Tim Cook is known for revealing new Apple products but the company’s CEO made news this week by publicly acknowledging that he’s gay. As NPR’s Laura Sydell reported, Cook’s decision may have a larger impact overseas than in the U.S.
And for other tech news highlights this week:
Cooking With Data: IBM’s Watson has crushed Jeopardy! Now, NPR’s Laura Sydell reports, chefs are using the supercomputer to come up with new kinds of recipes that work around dietary restrictions and other limitations.
Forget The Password: Apps working with Digits, a new Twitter service, would ask for your phone number instead of a password. In exchange, NPR’s Charles Pulliam-Moore says, the company could gather information about you to better target ads. Digits and a new USB security key from Google hint at a post-password world.
Who Are You? Finding your email double or Twitter twin is easier than ever. But as we become reliant on all-digital communication, NPR’s Elise Hu says, mix-ups matter more, because our names represent our online reputations.
The Big Conversation
Net Neutrality Shift: The chairman of the Federal Communications Commission is looking to expand the agency’s power over broadband, The Wall Street Journal reports. But backers of “net neutrality” — equal treatment for all Internet traffic — may not like Chairman Tom Wheeler’s reported approach because it would still allow Internet service providers to make deals with content providers for special access, the Journal said.

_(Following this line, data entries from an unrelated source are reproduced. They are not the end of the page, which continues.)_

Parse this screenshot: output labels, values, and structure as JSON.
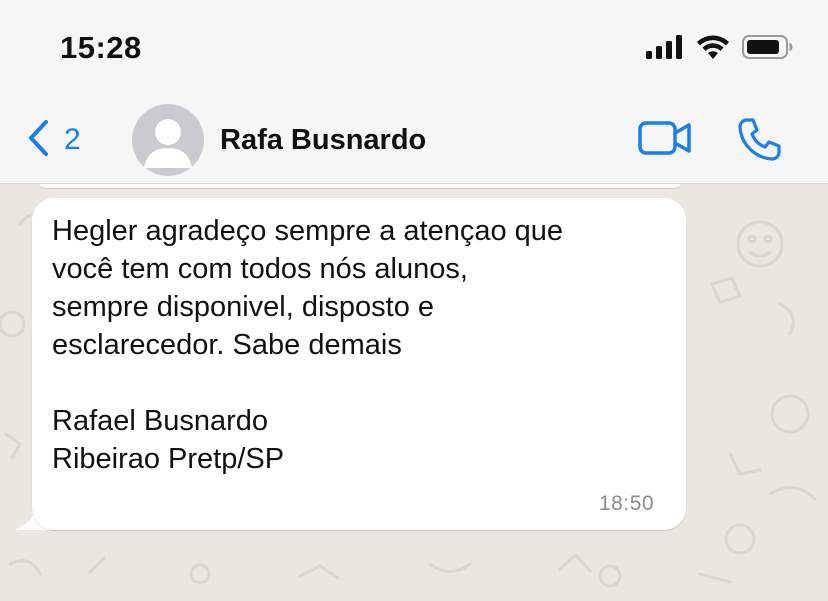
{
  "status_bar": {
    "time": "15:28",
    "icons": [
      "cellular-signal-icon",
      "wifi-icon",
      "battery-icon"
    ]
  },
  "header": {
    "back_count": "2",
    "contact_name": "Rafa Busnardo",
    "icons": [
      "chevron-left-icon",
      "avatar-placeholder-icon",
      "video-camera-icon",
      "phone-icon"
    ]
  },
  "message": {
    "text": "Hegler agradeço sempre a atençao que\nvocê tem com todos nós alunos,\nsempre disponivel, disposto e\nesclarecedor. Sabe demais\n\nRafael Busnardo\nRibeirao Pretp/SP",
    "time": "18:50"
  },
  "colors": {
    "accent": "#1a7fe6",
    "header_bg": "#f6f6f6",
    "chat_bg": "#ebe6df",
    "bubble_bg": "#ffffff",
    "time_text": "#8c8c8c"
  }
}
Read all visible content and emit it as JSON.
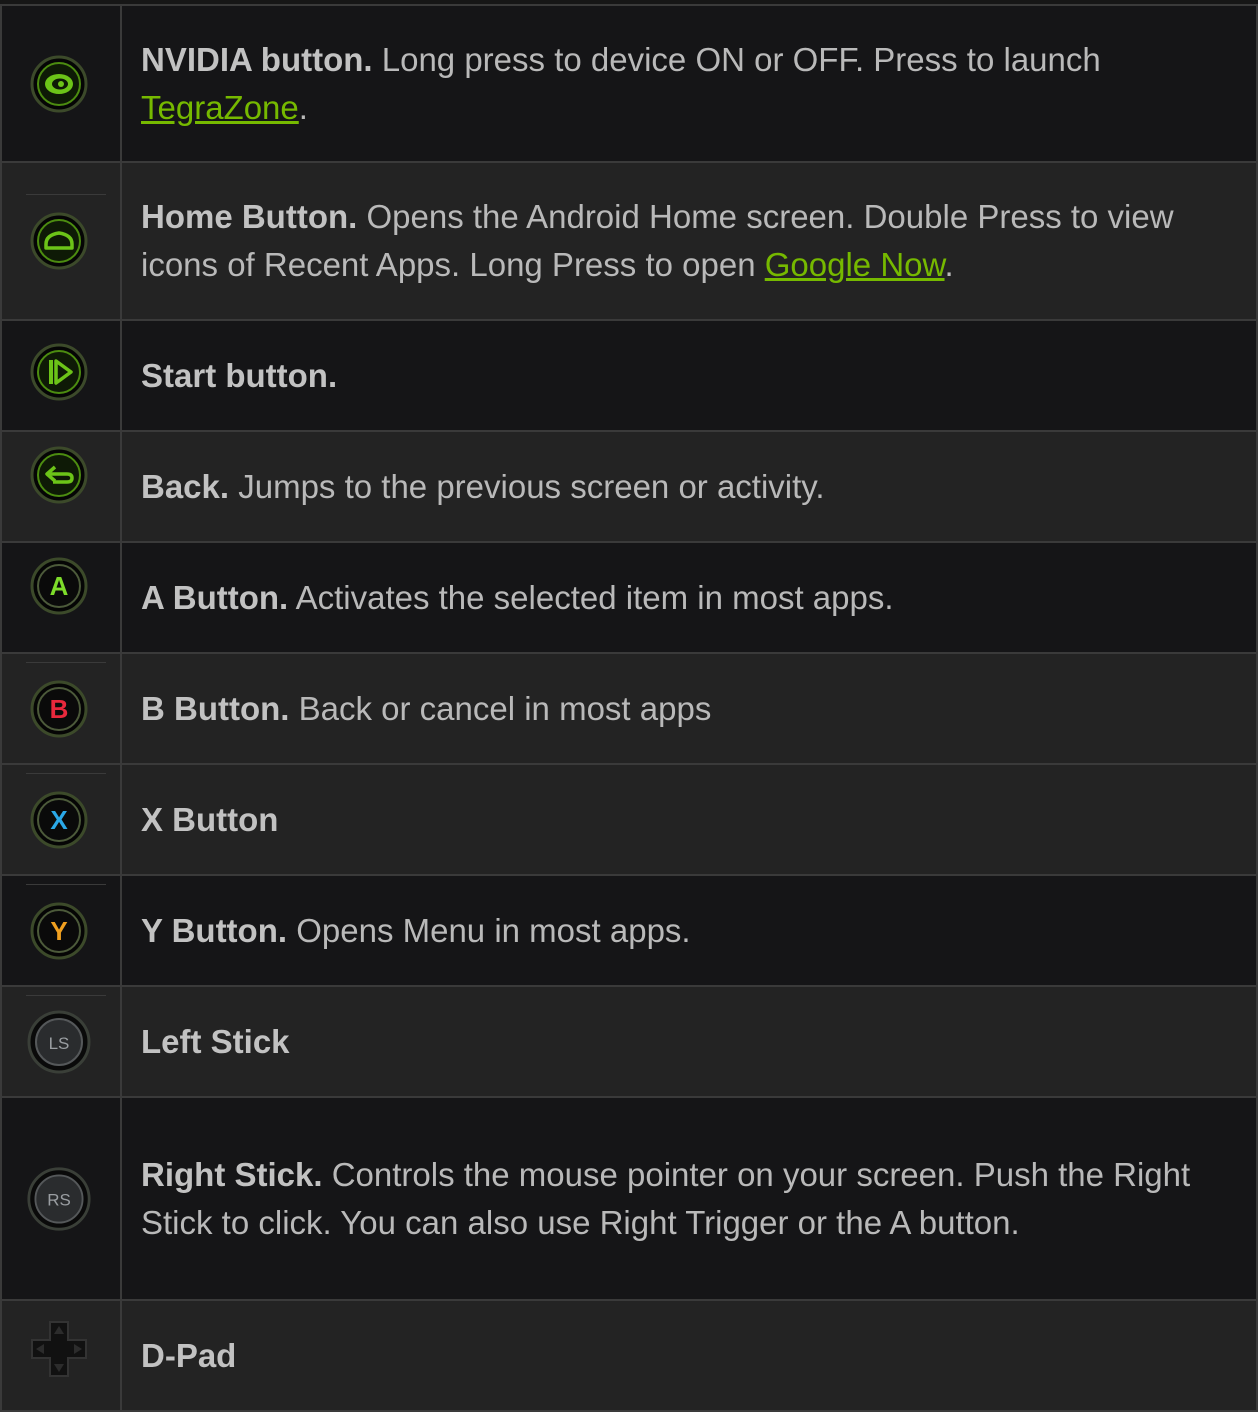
{
  "rows": [
    {
      "icon": "nvidia-button-icon",
      "title": "NVIDIA button.",
      "text": " Long press to device ON or OFF. Press to launch ",
      "link": "TegraZone",
      "after": "."
    },
    {
      "icon": "home-button-icon",
      "title": "Home Button.",
      "text": " Opens the Android Home screen. Double Press to view icons of Recent Apps. Long Press to open ",
      "link": "Google Now",
      "after": "."
    },
    {
      "icon": "start-button-icon",
      "title": "Start button.",
      "text": ""
    },
    {
      "icon": "back-button-icon",
      "title": "Back.",
      "text": " Jumps to the previous screen or activity."
    },
    {
      "icon": "a-button-icon",
      "title": "A Button.",
      "text": " Activates the selected item in most apps.",
      "glyph": "A",
      "glyph_color": "#7ddc2a"
    },
    {
      "icon": "b-button-icon",
      "title": "B Button.",
      "text": " Back or cancel in most apps",
      "glyph": "B",
      "glyph_color": "#e8283c"
    },
    {
      "icon": "x-button-icon",
      "title": "X Button",
      "text": "",
      "glyph": "X",
      "glyph_color": "#2aa8e8"
    },
    {
      "icon": "y-button-icon",
      "title": "Y Button.",
      "text": " Opens Menu in most apps.",
      "glyph": "Y",
      "glyph_color": "#f0a020"
    },
    {
      "icon": "left-stick-icon",
      "title": "Left Stick",
      "text": "",
      "glyph": "LS"
    },
    {
      "icon": "right-stick-icon",
      "title": "Right Stick.",
      "text": " Controls the mouse pointer on your screen. Push the Right Stick to click. You can also use Right Trigger or the A button.",
      "glyph": "RS"
    },
    {
      "icon": "d-pad-icon",
      "title": "D-Pad",
      "text": ""
    }
  ],
  "colors": {
    "link": "#76b900",
    "nvidia_green": "#76b900"
  }
}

Samsung’s Swoon: Squeezed by Apple’s new iPhones and cheaper phones from China, Samsung saw its smallest quarterly profits in more than two years. Samsung’s net income dropped 49 percent in the quarter that ended in September. BGR says the company fears a “nightmare scenario” in which it becomes “just another low-margin Android vendor.”

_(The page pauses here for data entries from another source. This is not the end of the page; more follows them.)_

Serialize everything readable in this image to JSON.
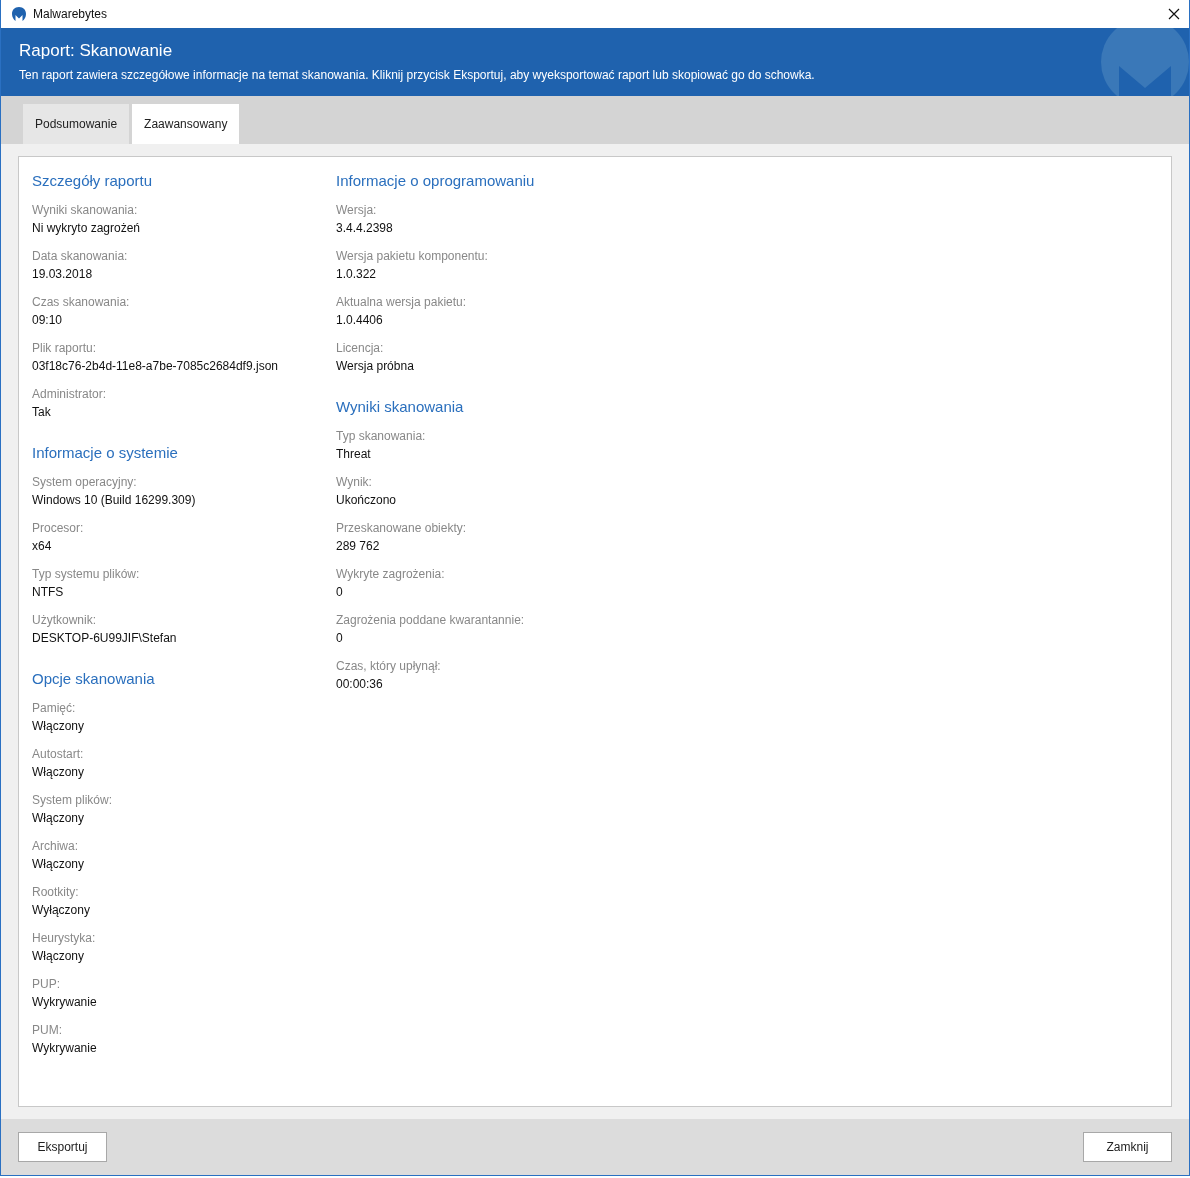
{
  "window": {
    "title": "Malwarebytes"
  },
  "header": {
    "title": "Raport: Skanowanie",
    "description": "Ten raport zawiera szczegółowe informacje na temat skanowania. Kliknij przycisk Eksportuj, aby wyeksportować raport lub skopiować go do schowka."
  },
  "tabs": [
    {
      "label": "Podsumowanie",
      "selected": false
    },
    {
      "label": "Zaawansowany",
      "selected": true
    }
  ],
  "columns": [
    [
      {
        "title": "Szczegóły raportu",
        "fields": [
          {
            "label": "Wyniki skanowania:",
            "value": "Ni wykryto zagrożeń"
          },
          {
            "label": "Data skanowania:",
            "value": "19.03.2018"
          },
          {
            "label": "Czas skanowania:",
            "value": "09:10"
          },
          {
            "label": "Plik raportu:",
            "value": "03f18c76-2b4d-11e8-a7be-7085c2684df9.json"
          },
          {
            "label": "Administrator:",
            "value": "Tak"
          }
        ]
      },
      {
        "title": "Informacje o systemie",
        "fields": [
          {
            "label": "System operacyjny:",
            "value": "Windows 10 (Build 16299.309)"
          },
          {
            "label": "Procesor:",
            "value": "x64"
          },
          {
            "label": "Typ systemu plików:",
            "value": "NTFS"
          },
          {
            "label": "Użytkownik:",
            "value": "DESKTOP-6U99JIF\\Stefan"
          }
        ]
      },
      {
        "title": "Opcje skanowania",
        "fields": [
          {
            "label": "Pamięć:",
            "value": "Włączony"
          },
          {
            "label": "Autostart:",
            "value": "Włączony"
          },
          {
            "label": "System plików:",
            "value": "Włączony"
          },
          {
            "label": "Archiwa:",
            "value": "Włączony"
          },
          {
            "label": "Rootkity:",
            "value": "Wyłączony"
          },
          {
            "label": "Heurystyka:",
            "value": "Włączony"
          },
          {
            "label": "PUP:",
            "value": "Wykrywanie"
          },
          {
            "label": "PUM:",
            "value": "Wykrywanie"
          }
        ]
      }
    ],
    [
      {
        "title": "Informacje o oprogramowaniu",
        "fields": [
          {
            "label": "Wersja:",
            "value": "3.4.4.2398"
          },
          {
            "label": "Wersja pakietu komponentu:",
            "value": "1.0.322"
          },
          {
            "label": "Aktualna wersja pakietu:",
            "value": "1.0.4406"
          },
          {
            "label": "Licencja:",
            "value": "Wersja próbna"
          }
        ]
      },
      {
        "title": "Wyniki skanowania",
        "fields": [
          {
            "label": "Typ skanowania:",
            "value": "Threat"
          },
          {
            "label": "Wynik:",
            "value": "Ukończono"
          },
          {
            "label": "Przeskanowane obiekty:",
            "value": "289 762"
          },
          {
            "label": "Wykryte zagrożenia:",
            "value": "0"
          },
          {
            "label": "Zagrożenia poddane kwarantannie:",
            "value": "0"
          },
          {
            "label": "Czas, który upłynął:",
            "value": "00:00:36"
          }
        ]
      }
    ]
  ],
  "buttons": {
    "left": "Eksportuj",
    "right": "Zamknij"
  }
}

Verizon Wireless has been inserting a kind of short-term serial number into its wireless traffic. This Unique Identifier Header, as it’s known, can identify you to advertisers and be used to profile your Web activity.
Days after some 100,000 people took to the streets in protest, Hungary’s government gave up on plans to tax Internet usage.
Four robots are being tested in a store owned by Lowe’s in California. They’re equipped with 3-D cameras used to identify items and they can help customers locate the items in the store.